Metallic iron, manganese, cobalt, and nickel at a red heat remove oxygen from water with liberation of hydrogen: 3Fe + 4H2O = Fe3O4 + 3H2; 2C0 + 2H2O = CoO + O2. Conversely, a current of hydrogen passed over these oxides at a red heat will combine with their oxygen, reducing them to metal. This is an instance of mass-action. From the equations given above, it is seen that hydrogen is formed; it does not remain in the tube to re-form water; if it did, there would be a state of balance or equilibrium, all four substances remaining together in proportions depending on the temperature and on their nature; in the current of steam, however, the hydrogen is carried on, and is no longer present to act on the oxide of the metal.

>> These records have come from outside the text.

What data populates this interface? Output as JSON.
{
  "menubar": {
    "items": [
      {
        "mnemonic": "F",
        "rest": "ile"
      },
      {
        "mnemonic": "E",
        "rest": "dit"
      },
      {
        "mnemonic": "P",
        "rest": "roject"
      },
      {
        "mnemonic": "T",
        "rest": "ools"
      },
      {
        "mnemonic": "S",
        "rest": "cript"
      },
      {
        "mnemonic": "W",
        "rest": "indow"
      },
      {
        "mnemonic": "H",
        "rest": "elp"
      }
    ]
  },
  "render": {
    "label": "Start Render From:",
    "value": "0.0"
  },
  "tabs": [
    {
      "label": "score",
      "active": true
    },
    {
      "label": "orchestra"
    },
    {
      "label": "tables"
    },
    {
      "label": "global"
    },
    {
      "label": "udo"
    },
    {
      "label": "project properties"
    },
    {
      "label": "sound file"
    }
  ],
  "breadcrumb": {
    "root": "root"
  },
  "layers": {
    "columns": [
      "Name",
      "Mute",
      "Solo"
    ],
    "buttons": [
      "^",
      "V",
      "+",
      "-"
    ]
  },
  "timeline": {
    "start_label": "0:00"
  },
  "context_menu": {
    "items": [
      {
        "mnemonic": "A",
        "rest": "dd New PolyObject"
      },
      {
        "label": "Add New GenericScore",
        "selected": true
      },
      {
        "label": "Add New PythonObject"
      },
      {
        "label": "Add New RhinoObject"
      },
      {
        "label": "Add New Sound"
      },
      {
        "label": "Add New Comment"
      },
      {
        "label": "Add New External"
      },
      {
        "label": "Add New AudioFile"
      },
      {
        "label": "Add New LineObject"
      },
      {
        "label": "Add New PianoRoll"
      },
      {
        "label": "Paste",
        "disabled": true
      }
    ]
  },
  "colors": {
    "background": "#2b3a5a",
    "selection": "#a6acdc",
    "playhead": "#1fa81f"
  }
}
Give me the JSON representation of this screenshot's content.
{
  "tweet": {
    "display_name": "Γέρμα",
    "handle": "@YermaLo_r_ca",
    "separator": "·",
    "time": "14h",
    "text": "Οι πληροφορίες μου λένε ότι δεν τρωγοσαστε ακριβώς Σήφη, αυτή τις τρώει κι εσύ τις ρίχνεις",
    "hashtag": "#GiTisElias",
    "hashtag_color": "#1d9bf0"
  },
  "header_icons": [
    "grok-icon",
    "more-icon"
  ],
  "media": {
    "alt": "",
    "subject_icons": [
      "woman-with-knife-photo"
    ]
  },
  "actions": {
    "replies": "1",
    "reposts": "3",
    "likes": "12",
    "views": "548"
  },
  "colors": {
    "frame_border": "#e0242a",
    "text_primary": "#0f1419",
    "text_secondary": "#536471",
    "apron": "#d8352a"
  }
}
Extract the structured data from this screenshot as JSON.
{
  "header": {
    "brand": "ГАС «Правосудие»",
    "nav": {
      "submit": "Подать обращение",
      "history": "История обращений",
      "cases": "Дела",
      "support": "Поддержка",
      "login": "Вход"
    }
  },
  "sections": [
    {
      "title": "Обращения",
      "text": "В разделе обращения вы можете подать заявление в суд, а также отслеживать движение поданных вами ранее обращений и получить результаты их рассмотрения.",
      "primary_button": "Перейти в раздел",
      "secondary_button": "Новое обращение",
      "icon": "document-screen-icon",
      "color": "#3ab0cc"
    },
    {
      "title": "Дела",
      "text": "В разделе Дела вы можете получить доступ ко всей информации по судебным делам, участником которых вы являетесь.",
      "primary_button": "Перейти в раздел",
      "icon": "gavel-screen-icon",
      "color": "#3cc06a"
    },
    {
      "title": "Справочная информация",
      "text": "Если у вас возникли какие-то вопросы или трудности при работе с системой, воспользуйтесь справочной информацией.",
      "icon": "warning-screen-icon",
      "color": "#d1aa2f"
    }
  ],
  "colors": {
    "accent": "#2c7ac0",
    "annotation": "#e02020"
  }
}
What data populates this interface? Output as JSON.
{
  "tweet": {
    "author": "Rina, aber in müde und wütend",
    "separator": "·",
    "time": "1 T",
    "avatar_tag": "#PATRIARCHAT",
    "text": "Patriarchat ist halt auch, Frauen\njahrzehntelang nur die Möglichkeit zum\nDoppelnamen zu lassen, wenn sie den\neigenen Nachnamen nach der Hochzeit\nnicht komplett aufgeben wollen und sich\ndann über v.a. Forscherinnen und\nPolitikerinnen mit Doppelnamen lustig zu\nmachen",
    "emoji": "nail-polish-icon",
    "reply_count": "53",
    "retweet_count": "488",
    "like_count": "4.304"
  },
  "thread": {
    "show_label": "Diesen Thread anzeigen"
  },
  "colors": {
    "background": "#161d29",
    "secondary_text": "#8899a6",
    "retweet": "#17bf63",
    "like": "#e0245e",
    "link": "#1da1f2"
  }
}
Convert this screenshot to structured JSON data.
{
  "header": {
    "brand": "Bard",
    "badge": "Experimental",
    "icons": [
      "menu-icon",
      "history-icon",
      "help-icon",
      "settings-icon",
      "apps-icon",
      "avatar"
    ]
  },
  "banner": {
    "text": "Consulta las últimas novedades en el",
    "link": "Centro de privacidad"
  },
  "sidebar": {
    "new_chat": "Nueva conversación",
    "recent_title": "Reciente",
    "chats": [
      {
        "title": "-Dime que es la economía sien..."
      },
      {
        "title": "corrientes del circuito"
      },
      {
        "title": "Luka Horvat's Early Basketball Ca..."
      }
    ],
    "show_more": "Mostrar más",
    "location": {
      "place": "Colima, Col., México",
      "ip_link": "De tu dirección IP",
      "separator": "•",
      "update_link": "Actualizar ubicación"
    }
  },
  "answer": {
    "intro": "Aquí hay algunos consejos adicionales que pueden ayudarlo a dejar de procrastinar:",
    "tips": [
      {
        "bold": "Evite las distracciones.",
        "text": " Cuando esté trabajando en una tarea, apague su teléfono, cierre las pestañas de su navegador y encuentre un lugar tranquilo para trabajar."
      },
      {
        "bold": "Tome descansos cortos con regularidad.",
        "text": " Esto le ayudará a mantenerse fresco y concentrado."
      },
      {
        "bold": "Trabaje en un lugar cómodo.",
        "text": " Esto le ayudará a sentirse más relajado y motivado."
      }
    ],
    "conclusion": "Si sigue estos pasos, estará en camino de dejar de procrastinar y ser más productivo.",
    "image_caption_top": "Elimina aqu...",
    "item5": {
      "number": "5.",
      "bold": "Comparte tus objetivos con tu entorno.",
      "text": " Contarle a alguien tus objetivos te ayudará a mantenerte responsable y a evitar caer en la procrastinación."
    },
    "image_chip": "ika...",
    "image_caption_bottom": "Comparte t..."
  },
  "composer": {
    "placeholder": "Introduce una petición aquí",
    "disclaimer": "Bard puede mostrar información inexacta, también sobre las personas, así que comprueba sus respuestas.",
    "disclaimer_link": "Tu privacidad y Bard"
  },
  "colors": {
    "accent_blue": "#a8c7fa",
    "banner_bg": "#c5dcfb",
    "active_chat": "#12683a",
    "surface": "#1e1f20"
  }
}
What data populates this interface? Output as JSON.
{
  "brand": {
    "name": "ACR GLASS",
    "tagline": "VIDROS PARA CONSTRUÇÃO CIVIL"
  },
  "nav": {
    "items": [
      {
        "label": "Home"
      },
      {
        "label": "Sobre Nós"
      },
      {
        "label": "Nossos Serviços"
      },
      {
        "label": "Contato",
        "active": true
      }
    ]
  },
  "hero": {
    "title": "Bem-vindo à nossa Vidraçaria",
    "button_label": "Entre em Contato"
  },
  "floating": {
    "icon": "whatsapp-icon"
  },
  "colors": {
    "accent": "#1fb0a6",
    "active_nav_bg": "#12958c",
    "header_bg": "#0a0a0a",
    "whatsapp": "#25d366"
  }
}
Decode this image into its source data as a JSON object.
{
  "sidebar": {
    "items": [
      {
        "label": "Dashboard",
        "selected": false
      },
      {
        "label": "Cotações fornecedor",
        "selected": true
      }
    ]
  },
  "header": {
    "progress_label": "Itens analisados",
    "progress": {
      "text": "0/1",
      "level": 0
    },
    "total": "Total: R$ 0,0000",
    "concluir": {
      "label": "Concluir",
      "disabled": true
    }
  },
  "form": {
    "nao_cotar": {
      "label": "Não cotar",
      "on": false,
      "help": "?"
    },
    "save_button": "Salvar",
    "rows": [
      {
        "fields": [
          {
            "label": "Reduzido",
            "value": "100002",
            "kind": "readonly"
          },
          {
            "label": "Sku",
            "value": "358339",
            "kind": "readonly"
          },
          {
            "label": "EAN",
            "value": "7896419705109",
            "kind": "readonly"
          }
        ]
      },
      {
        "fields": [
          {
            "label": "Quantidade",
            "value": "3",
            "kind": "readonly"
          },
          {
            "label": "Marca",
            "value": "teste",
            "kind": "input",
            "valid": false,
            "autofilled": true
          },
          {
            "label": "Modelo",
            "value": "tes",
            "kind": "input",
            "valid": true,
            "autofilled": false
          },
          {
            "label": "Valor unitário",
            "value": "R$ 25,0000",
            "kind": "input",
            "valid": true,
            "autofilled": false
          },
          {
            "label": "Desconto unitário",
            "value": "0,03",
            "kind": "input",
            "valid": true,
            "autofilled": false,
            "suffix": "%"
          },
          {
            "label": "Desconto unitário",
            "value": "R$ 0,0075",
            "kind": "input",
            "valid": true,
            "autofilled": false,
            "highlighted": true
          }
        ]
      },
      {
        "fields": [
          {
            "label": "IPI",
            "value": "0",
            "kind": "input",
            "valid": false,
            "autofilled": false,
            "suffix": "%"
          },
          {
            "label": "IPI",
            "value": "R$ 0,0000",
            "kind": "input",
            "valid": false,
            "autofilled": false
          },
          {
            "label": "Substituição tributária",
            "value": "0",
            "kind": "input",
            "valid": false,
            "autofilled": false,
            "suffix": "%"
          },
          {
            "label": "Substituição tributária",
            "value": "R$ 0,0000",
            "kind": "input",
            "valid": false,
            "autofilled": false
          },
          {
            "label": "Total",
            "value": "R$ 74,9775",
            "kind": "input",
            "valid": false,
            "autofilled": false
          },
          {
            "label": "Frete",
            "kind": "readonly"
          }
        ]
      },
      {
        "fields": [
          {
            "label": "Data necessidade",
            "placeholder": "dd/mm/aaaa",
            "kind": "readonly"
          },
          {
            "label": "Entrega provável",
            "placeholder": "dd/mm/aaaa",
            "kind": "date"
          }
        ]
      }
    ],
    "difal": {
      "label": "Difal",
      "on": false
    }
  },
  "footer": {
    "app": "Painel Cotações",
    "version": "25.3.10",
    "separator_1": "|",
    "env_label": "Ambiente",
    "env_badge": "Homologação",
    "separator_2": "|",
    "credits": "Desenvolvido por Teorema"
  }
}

And in the converse action the hydrogen conveys the steam away, so that it can no longer be deprived of oxygen by the metal.
As already remarked, carbon monoxide has a similar reducing action on the oxides of the more easily reducible elements. The product in this case is the dioxide, CO2, for example, Fe2O3+ 3CO = 2Fe + 3CO2. This action requires a red heat. Another reducing agent, applied by fusing the oxide with it, is potassium cyanide, KCN; it is converted into the cyanate, KCNO. The metal thallium may be prepared by its help, T12O + KCN = 2TI + KCNO. As the cyanide is somewhat expensive, it is used only in special cases.
An instance has already been given of the mutual reduction of two compounds in the case of nitrogen. Similar instances are known with lead and with sulphur. The chief ore of lead is the sulphide, a natural product termed galena. It is roasted, i.e. heated in contact with air to a red heat. After a portion has been oxidised to sulphate, PbS 4-2O2 = PbSO4, the temperature is raised, when the sulphide and the sulphate mutually reduce each other: PbS + PbSO4 = 2Pb4-2SO2. With sulphur the partial burning of sulphuretted hydrogen may be explained in a similar manner; the reaction, 2H2S + O2 = 2H2O + S2, may be represented as the formation of water and sulphur dioxide by the complete combustion of one-half of the hydrogen sulphide, and its reaction with the remaining sulphide, thus : 2H2S + SO2 = 2H2O + 3S. And, as a matter of fact, that reaction does take place on mixing the two gases in the required proportion of two volumes of hydrogen sulphide with one of sulphur dioxide.